Once you reach the line containing "Convert this screenshot", copy it and every line after it exactly, through the end of the data below.

→ Information given
━━━━━━━━
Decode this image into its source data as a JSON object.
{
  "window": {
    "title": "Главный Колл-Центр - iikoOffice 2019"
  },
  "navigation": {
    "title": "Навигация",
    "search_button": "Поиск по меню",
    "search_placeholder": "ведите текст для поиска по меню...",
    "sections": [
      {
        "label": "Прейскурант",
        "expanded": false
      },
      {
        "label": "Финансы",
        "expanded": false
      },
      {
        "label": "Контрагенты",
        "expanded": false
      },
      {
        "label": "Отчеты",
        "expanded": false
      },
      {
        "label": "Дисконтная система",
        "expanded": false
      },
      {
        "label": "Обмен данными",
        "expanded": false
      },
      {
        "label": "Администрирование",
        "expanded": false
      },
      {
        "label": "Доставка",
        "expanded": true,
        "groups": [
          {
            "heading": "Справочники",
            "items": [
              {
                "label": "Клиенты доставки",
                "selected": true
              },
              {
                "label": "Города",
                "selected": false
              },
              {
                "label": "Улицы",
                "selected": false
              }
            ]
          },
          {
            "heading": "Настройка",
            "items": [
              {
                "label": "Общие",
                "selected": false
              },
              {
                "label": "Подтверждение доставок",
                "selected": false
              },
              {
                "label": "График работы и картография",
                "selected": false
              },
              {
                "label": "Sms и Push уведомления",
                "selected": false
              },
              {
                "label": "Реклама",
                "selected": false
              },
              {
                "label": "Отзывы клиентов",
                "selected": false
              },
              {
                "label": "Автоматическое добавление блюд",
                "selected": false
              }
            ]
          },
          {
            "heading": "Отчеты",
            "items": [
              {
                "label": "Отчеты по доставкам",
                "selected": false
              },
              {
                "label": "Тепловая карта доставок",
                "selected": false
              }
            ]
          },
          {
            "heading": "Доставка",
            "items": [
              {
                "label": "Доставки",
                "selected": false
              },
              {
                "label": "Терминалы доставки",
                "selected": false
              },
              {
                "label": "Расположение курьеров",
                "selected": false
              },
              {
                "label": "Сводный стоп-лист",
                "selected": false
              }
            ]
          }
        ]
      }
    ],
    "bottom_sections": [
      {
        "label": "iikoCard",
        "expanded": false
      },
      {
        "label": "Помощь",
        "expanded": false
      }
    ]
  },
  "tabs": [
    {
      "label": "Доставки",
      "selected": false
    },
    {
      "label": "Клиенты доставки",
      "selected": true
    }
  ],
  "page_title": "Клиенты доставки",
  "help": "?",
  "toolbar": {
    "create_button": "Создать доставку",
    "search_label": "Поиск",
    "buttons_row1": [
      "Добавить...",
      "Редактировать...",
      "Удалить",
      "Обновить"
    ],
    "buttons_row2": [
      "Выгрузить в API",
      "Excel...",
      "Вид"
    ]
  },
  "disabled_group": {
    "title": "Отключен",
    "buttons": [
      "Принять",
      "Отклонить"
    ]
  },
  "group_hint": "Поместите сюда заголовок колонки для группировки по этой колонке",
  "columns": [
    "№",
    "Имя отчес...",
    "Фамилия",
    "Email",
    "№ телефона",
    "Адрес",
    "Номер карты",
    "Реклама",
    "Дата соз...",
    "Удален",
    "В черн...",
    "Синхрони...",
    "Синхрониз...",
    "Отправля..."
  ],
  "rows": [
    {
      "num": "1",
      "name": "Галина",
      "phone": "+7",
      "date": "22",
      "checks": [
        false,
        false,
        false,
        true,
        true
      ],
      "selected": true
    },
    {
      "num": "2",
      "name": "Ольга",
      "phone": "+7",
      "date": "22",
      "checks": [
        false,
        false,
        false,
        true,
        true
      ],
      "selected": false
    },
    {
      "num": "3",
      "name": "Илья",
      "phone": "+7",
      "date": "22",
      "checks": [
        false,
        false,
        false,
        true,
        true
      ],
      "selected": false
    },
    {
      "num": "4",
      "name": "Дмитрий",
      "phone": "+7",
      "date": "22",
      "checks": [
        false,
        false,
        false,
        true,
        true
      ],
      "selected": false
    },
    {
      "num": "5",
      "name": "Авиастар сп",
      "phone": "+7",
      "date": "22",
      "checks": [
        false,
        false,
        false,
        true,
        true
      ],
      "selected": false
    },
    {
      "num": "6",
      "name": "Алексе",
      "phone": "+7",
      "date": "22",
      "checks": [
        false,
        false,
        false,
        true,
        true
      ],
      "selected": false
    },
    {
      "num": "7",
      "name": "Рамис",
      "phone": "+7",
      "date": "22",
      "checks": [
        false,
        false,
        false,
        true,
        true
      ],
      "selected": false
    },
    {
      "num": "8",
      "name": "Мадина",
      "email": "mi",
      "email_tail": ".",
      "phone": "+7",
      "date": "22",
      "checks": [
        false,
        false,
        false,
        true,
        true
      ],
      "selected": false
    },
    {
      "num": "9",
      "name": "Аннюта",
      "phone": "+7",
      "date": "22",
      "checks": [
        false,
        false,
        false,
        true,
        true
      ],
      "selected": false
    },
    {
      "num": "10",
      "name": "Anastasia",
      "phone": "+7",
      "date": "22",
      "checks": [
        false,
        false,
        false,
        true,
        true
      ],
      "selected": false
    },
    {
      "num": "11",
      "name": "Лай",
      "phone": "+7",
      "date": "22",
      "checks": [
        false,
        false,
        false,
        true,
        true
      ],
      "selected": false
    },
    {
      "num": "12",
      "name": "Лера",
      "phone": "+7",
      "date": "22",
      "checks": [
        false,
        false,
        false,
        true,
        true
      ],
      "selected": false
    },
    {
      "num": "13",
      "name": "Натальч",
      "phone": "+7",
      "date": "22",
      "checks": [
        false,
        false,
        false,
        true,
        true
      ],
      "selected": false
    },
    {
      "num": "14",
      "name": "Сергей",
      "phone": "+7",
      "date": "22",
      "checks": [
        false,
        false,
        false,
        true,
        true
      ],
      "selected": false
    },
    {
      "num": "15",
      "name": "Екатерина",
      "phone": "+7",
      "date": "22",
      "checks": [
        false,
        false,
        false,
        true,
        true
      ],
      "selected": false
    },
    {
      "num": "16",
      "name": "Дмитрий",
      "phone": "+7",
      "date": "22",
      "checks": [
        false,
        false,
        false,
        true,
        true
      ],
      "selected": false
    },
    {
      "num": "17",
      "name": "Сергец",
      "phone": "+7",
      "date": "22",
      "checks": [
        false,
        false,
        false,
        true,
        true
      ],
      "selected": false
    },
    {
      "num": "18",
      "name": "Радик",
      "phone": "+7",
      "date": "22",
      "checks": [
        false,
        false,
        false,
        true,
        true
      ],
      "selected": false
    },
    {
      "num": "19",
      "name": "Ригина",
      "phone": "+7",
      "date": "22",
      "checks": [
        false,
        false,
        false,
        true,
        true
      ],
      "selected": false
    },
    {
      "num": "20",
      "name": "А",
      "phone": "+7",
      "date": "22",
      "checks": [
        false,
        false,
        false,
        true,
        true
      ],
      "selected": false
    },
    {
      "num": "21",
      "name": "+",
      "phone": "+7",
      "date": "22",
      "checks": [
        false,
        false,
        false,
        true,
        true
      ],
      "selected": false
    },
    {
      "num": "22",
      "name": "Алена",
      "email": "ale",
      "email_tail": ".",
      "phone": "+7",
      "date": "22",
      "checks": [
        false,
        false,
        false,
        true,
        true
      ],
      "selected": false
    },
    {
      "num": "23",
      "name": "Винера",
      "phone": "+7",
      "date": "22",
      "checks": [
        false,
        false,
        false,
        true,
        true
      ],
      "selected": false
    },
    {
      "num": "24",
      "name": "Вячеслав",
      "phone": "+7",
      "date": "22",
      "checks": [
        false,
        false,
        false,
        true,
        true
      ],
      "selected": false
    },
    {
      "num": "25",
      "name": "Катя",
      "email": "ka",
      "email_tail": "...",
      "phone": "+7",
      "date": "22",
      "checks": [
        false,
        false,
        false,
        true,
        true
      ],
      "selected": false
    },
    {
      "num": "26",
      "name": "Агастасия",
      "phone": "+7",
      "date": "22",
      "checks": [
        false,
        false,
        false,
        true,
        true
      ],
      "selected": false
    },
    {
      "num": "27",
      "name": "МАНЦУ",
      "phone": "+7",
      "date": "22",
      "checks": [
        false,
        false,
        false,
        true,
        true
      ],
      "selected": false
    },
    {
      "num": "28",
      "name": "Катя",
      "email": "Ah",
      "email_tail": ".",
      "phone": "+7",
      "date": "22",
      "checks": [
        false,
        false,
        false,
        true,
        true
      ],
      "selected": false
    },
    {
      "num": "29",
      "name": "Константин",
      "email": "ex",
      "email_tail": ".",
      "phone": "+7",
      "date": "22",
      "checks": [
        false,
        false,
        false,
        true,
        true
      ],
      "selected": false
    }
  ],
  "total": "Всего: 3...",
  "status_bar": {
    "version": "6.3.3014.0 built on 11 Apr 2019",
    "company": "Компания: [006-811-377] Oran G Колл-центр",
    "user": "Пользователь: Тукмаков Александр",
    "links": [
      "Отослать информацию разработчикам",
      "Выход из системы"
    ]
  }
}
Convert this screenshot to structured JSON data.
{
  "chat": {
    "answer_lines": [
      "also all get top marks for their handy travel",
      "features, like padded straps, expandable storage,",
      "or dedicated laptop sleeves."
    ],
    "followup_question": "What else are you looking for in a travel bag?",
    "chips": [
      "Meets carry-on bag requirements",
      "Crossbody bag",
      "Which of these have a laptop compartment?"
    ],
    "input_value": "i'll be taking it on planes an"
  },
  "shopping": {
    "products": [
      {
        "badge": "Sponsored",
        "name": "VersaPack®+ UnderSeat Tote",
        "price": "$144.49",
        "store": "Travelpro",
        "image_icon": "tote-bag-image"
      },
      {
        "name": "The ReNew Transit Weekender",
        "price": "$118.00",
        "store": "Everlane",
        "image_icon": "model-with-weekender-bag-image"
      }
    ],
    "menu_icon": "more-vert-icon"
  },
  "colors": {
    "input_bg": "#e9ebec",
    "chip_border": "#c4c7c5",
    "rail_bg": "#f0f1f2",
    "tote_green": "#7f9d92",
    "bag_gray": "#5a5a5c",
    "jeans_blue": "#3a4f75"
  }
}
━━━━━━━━
→ Response for this exercise
Convert this screenshot to structured JSON data.
{
  "chat": {
    "answer_lines": [
      "also all get top marks for their handy travel",
      "features, like padded straps, expandable storage,",
      "or dedicated laptop sleeves."
    ],
    "followup_question": "What else are you looking for in a travel bag?",
    "chips": [
      "Meets carry-on bag requirements",
      "Crossbody bag",
      "Which of these have a laptop compartment?"
    ],
    "input_value": "i'll be taking it on planes an"
  },
  "shopping": {
    "products": [
      {
        "badge": "Sponsored",
        "name": "VersaPack®+ UnderSeat Tote",
        "price": "$144.49",
        "store": "Travelpro",
        "image_icon": "tote-bag-image"
      },
      {
        "name": "The ReNew Transit Weekender",
        "price": "$118.00",
        "store": "Everlane",
        "image_icon": "model-with-weekender-bag-image"
      }
    ],
    "menu_icon": "more-vert-icon"
  },
  "colors": {
    "input_bg": "#e9ebec",
    "chip_border": "#c4c7c5",
    "rail_bg": "#f0f1f2",
    "tote_green": "#7f9d92",
    "bag_gray": "#5a5a5c",
    "jeans_blue": "#3a4f75"
  }
}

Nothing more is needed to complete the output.